_DATA EXCERPTS_:
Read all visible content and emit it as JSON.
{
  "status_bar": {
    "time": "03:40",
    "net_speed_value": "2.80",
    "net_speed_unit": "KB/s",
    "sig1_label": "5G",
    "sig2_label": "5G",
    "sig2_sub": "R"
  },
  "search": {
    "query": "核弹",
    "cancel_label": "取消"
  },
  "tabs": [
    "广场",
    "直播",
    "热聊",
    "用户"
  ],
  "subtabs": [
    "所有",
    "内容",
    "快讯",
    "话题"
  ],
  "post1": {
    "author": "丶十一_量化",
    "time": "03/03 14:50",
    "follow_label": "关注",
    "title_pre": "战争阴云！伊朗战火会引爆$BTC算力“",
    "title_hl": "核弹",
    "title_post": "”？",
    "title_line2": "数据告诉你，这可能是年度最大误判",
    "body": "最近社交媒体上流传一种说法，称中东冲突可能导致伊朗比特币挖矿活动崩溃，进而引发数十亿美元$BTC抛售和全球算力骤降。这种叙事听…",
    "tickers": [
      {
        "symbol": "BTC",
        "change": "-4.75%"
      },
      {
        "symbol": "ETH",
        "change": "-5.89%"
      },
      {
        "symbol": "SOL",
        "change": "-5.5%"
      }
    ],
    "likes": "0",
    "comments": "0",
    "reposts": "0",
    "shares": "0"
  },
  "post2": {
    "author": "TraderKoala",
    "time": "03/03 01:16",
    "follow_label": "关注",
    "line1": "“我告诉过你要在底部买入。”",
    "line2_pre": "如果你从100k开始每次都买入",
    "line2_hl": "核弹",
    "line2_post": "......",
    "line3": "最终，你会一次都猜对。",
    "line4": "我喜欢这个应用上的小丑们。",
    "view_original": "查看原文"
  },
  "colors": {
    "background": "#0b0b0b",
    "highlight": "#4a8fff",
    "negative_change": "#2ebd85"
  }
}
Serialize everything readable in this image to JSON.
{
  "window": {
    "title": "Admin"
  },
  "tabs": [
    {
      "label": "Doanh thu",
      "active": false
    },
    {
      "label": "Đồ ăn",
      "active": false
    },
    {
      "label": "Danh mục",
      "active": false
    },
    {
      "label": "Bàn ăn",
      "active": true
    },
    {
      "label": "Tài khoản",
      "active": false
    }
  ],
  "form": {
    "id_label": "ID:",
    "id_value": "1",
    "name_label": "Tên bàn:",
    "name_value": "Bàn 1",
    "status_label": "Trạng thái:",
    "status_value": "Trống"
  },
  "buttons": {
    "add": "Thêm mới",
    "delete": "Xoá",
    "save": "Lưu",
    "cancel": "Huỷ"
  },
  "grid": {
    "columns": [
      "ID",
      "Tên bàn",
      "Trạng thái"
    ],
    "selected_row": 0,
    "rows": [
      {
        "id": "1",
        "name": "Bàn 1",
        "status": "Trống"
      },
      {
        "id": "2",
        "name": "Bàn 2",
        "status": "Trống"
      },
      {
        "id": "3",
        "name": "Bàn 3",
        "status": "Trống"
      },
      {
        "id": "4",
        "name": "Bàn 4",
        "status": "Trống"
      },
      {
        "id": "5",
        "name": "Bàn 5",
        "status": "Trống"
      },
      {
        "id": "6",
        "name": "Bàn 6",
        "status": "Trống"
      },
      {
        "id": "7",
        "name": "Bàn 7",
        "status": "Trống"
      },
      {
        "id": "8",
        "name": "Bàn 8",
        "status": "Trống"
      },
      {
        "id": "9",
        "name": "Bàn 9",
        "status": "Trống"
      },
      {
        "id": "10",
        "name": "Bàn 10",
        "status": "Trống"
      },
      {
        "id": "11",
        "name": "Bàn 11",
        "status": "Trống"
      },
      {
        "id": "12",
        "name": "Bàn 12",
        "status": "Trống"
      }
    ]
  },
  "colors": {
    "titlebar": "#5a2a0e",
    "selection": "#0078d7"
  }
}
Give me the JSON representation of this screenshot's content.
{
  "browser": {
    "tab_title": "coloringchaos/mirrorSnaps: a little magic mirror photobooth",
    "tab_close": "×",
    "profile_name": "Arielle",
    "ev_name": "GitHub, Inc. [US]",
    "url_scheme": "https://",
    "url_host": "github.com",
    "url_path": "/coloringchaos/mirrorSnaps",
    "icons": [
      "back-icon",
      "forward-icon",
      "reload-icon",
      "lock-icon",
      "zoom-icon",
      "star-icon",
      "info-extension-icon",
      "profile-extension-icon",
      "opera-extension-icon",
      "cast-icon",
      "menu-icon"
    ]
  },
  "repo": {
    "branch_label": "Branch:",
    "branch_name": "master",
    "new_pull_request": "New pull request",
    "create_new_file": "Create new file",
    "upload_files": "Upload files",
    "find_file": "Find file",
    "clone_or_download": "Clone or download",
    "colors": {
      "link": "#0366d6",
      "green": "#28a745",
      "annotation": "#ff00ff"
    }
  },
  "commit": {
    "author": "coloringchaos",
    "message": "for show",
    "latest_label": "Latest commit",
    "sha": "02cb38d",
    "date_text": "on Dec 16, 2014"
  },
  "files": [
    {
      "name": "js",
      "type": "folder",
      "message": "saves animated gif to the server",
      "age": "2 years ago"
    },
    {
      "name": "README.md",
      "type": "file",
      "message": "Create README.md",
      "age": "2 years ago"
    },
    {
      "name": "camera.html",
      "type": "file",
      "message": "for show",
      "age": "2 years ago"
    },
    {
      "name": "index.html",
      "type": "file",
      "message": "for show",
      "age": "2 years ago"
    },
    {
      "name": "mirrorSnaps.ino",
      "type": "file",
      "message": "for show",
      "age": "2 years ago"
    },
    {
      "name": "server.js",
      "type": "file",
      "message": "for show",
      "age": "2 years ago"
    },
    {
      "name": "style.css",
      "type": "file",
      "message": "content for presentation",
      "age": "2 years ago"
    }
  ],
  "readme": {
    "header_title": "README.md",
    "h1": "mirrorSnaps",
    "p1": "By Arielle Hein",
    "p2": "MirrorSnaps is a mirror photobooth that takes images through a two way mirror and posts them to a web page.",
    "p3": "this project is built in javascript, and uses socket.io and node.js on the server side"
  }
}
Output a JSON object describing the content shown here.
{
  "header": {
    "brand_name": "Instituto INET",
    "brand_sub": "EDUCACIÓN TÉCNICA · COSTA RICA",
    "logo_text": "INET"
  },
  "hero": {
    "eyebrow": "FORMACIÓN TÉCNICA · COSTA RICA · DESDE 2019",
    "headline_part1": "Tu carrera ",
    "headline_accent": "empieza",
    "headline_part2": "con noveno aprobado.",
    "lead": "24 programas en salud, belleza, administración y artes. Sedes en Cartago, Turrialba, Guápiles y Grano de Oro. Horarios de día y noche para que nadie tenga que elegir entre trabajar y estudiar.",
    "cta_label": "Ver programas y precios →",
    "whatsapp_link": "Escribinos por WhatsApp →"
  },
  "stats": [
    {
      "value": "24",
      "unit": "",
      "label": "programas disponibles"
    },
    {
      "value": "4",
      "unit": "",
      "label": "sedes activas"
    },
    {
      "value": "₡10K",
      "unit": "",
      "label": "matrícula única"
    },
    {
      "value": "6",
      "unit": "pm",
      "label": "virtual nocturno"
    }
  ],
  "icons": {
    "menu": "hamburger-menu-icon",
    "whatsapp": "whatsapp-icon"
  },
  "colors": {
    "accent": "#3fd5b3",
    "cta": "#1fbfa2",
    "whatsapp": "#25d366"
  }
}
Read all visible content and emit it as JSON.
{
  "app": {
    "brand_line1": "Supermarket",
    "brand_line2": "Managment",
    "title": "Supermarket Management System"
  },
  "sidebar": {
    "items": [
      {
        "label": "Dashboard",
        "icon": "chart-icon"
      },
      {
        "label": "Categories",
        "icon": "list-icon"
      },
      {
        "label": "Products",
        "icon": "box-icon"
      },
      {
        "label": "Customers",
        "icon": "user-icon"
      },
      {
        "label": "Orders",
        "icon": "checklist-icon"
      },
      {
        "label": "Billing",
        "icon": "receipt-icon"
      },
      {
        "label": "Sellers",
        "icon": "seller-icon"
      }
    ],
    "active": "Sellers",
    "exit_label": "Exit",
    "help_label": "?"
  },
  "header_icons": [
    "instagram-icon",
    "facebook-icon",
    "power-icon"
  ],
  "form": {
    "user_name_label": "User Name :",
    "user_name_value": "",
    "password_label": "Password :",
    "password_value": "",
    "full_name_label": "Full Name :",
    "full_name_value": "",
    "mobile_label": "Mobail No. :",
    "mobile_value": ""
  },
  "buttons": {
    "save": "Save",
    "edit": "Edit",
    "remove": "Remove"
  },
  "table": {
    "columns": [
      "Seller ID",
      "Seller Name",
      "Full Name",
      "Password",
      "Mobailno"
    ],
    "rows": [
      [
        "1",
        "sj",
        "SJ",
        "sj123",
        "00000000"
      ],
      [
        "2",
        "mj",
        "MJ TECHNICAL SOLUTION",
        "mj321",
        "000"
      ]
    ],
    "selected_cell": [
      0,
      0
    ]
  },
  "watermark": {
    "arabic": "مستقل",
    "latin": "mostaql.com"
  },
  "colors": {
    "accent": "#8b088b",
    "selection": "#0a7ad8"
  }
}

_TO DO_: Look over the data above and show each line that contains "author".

_ANSWER SECTION_:
    "author": "丶十一_量化",
    "author": "TraderKoala",
    "author": "coloringchaos",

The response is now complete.